DrupalEasy Quicktips are short, focused posts intended to accomplish a very specific goal. Quicktips are exclusively available first via our @drupaleasy Twitter account.

Browser FAIL: "Unsupported form of compression" related to PHP notice

One of my sites had a funny error complaining about an "unsupported form of compression" shortly after installing a new module. The browser would return a white screen of death with an error message (Safari and Firefox).

Content Encoding Error
The page you are trying to view cannot be shown because it uses an invalid or unsupported form of compression.

Showcase a User's Comments with Views and Menu Tabs

By now, you should know and love the Tracker module that comes with core. It has its strengths, but many weaknesses. For one, you can't separate out posts from comments, or sort the list in interesting ways. Views can help you make exactly the list you want, and place it in a tab on the user's profile exactly like the "Track" tab.

For this example, you'll be adding a list of comments. Creating the view is simple enough:

  1. Clone the default view comments_recent, and call it comments_by_user
  2. On the Page display, add a Relationship for Comment:User

Adding photos to an event page with Views Attach

There are often 17 ways to do any particular action with Drupal - here is #18 on the list of "How do I display related content on this node's page?" You'll be using the Views Attach module and a nodereference field.

In this example, you want to relate a photo to an event. Inside the photo's content type, create a nodereference field that is able to reference the event content type. When a user is adding a new photo, she will be able to choose the related event if applicable.

Deciding Which is the Best Module to Use

There's a lot of times when you're building a site and trying to figure out the best way to do something. It doesn't matter if you're a newbie or a rockstar, if you're not familiar with a particular type of funcationality, you're going to need to do some homework to figure out the best solution.

One handy way of figuring out the best solution is by gathering up all the possible modules and comparing them. Unfortunately, this can be quick time-consuming. Luckily, there's an entire Drupal group devoted to exactly this!

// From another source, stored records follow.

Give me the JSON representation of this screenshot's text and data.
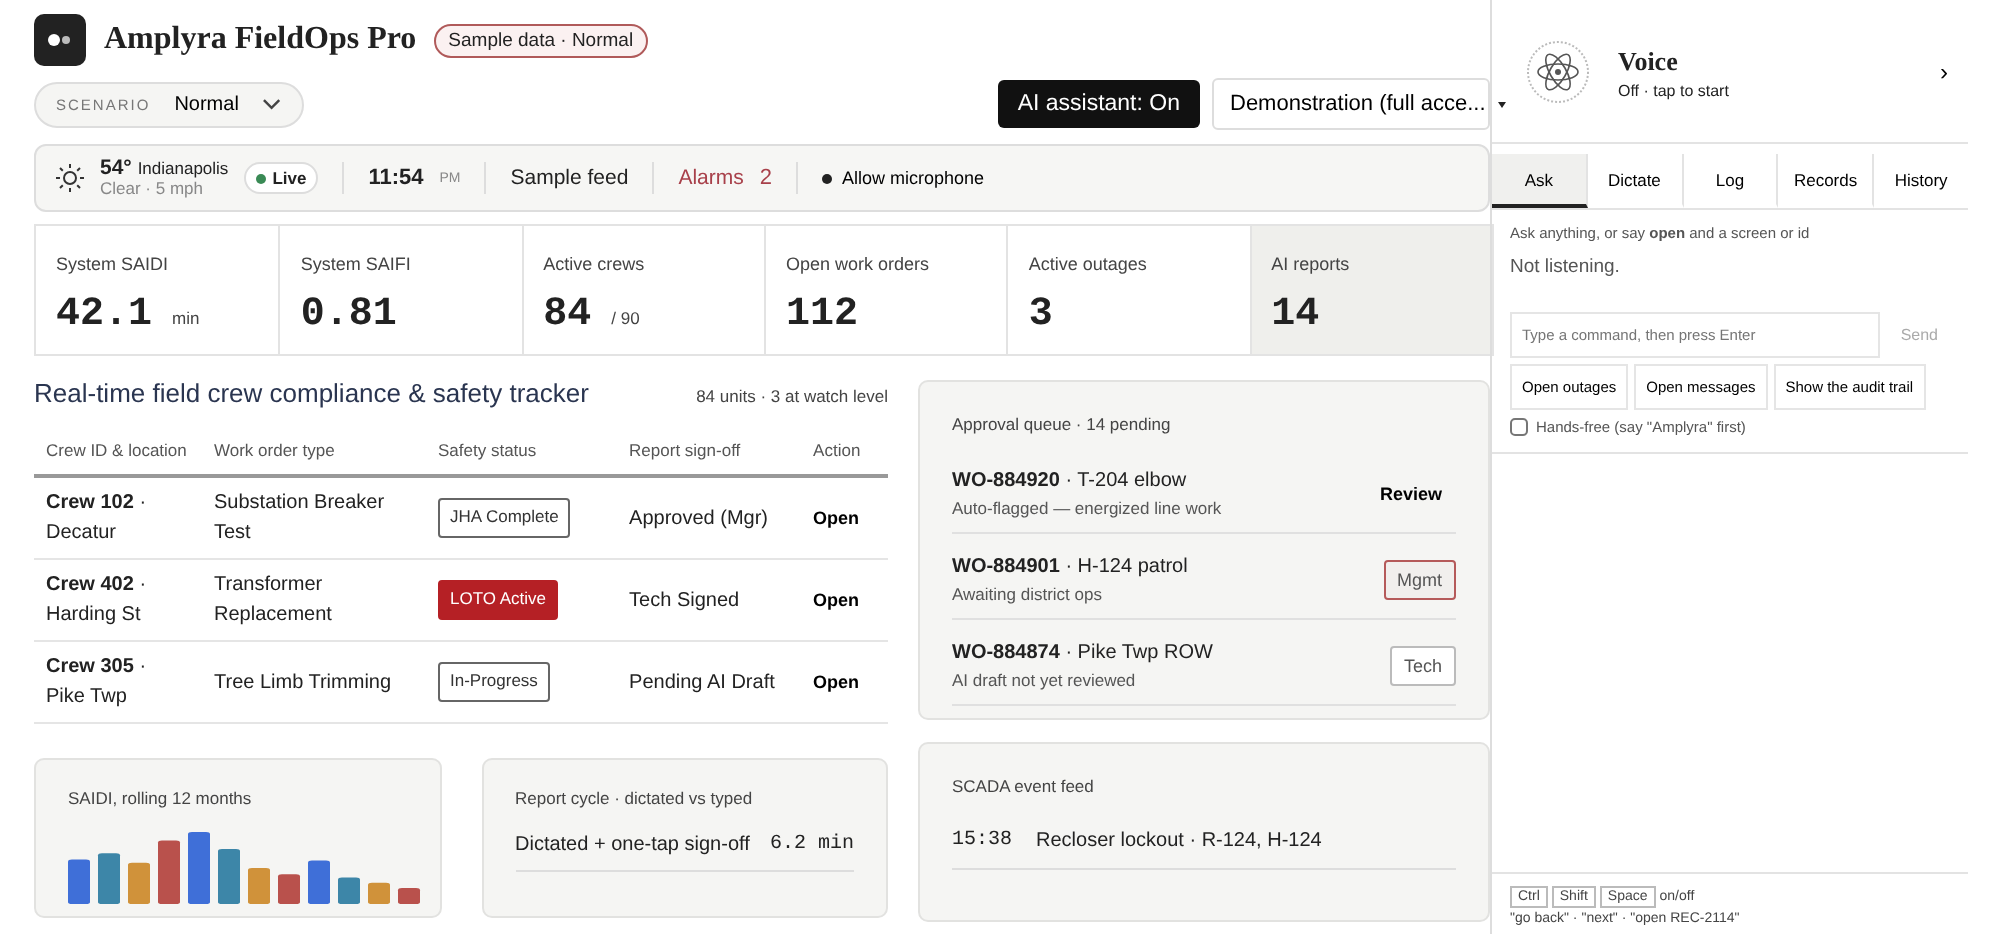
{
  "app": {
    "title": "Amplyra FieldOps Pro",
    "badge": "Sample data · Normal"
  },
  "scenario": {
    "label": "SCENARIO",
    "value": "Normal"
  },
  "assistant_button": {
    "label": "AI assistant: On",
    "on": true
  },
  "mode_select": {
    "value": "Demonstration (full acce..."
  },
  "status_bar": {
    "temp": "54°",
    "city": "Indianapolis",
    "conditions": "Clear · 5 mph",
    "live": "Live",
    "time": "11:54",
    "ampm": "PM",
    "feed": "Sample feed",
    "alarms_label": "Alarms",
    "alarms_count": "2",
    "microphone": "Allow microphone"
  },
  "kpis": [
    {
      "label": "System SAIDI",
      "value": "42.1",
      "unit": "min",
      "selected": false
    },
    {
      "label": "System SAIFI",
      "value": "0.81",
      "selected": false
    },
    {
      "label": "Active crews",
      "value": "84",
      "unit": "/ 90",
      "selected": false
    },
    {
      "label": "Open work orders",
      "value": "112",
      "selected": false
    },
    {
      "label": "Active outages",
      "value": "3",
      "selected": false
    },
    {
      "label": "AI reports",
      "value": "14",
      "selected": true
    }
  ],
  "tracker": {
    "title": "Real-time field crew compliance & safety tracker",
    "summary": "84 units · 3 at watch level",
    "columns": [
      "Crew ID & location",
      "Work order type",
      "Safety status",
      "Report sign-off",
      "Action"
    ],
    "rows": [
      {
        "crew": "**Crew 102** · Decatur",
        "type": "Substation Breaker Test",
        "status": {
          "text": "JHA Complete",
          "kind": "outline"
        },
        "signoff": "Approved (Mgr)",
        "action": "Open"
      },
      {
        "crew": "**Crew 402** · Harding St",
        "type": "Transformer Replacement",
        "status": {
          "text": "LOTO Active",
          "kind": "alert"
        },
        "signoff": "Tech Signed",
        "action": "Open"
      },
      {
        "crew": "**Crew 305** · Pike Twp",
        "type": "Tree Limb Trimming",
        "status": {
          "text": "In-Progress",
          "kind": "outline"
        },
        "signoff": "Pending AI Draft",
        "action": "Open"
      }
    ]
  },
  "approval_queue": {
    "title": "Approval queue · 14 pending",
    "items": [
      {
        "title": "**WO-884920** · T-204 elbow",
        "note": "Auto-flagged — energized line work",
        "action": "Review",
        "kind": "plain"
      },
      {
        "title": "**WO-884901** · H-124 patrol",
        "note": "Awaiting district ops",
        "action": "Mgmt",
        "kind": "flagged"
      },
      {
        "title": "**WO-884874** · Pike Twp ROW",
        "note": "AI draft not yet reviewed",
        "action": "Tech",
        "kind": "outline"
      }
    ]
  },
  "saidi_card": {
    "title": "SAIDI, rolling 12 months"
  },
  "report_cycle": {
    "title": "Report cycle · dictated vs typed",
    "rows": [
      {
        "label": "Dictated + one-tap sign-off",
        "value": "6.2 min"
      }
    ]
  },
  "scada": {
    "title": "SCADA event feed",
    "events": [
      {
        "time": "15:38",
        "text": "Recloser lockout · R-124, H-124"
      }
    ]
  },
  "voice": {
    "title": "Voice",
    "subtitle": "Off · tap to start",
    "chevron": "›",
    "tabs": [
      {
        "label": "Ask",
        "selected": true
      },
      {
        "label": "Dictate",
        "selected": false
      },
      {
        "label": "Log",
        "selected": false
      },
      {
        "label": "Records",
        "selected": false
      },
      {
        "label": "History",
        "selected": false
      }
    ],
    "hint": "Ask anything, or say **open** and a screen or id",
    "state": "Not listening.",
    "command": {
      "placeholder": "Type a command, then press Enter",
      "send": "Send"
    },
    "quick": [
      "Open outages",
      "Open messages",
      "Show the audit trail"
    ],
    "hands_free": {
      "label": "Hands-free (say \"Amplyra\" first)",
      "checked": false
    },
    "keys": [
      "Ctrl",
      "Shift",
      "Space"
    ],
    "keys_note": "on/off",
    "examples": "\"go back\" · \"next\" · \"open REC-2114\""
  }
}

Theming Submit Buttons

Need an fast way to theme a submit button on your site? Using one hook_form_alter() function and some simple CSS, it's fairly easy to do.

The method below actually keeps the text of the button as text and not part of the image (this allows you to reuse the button image for multiple buttons), but you can just as easily set the #value attribute to '' to get rid of the text.

You'll use hook_form_alter() to simply add a CSS class to the button you want to theme and to modify the text of the button.

Keep Local Database and Filesystem Settings in a Site-specific settings.php

A common development practice is to keep a local web server running on your laptop, or a development/staging server. A feature of Drupal designed for multisite installations can actually help you out in this situation.

Different servers often mean different databases, database users, and passwords. Sometimes, you may also need to point to a different files/ directory or tmp/ directory, especially if you are moving between Windows to Linux, or a local machine to a server.

Rounded Corners for All (Except IE)

Getting quick and easy control of rounded corners is a bit of a holy grail for theme developers and CSS jockeys. In order to do rounded corners correctly and have them appear consistent across a wide range of browsers often entails several additional HTML elements (usually DIVs) and several hours of CSS head-banging.

An easy way to get around this, providing you're willing to give up rounded corners in IE (a big "if", I know) is to utilize a couple of browser-specific CSS properties. Both Firefox and Safari utilize the "border-radius" CSS properties. For example:

Using Context Module to Set Body Classes

The Context module is a great way to get a site's unwieldy block configuration page under control. It allows you to display individual blocks only when a certain "context" is available.

For example, a context may be set when a particular view is displayed. When that happens, you can use the Context module to display certain blocks alongside the view. If you find yourself writing block visibility code over-and-over again, the context module will save you time and headaches.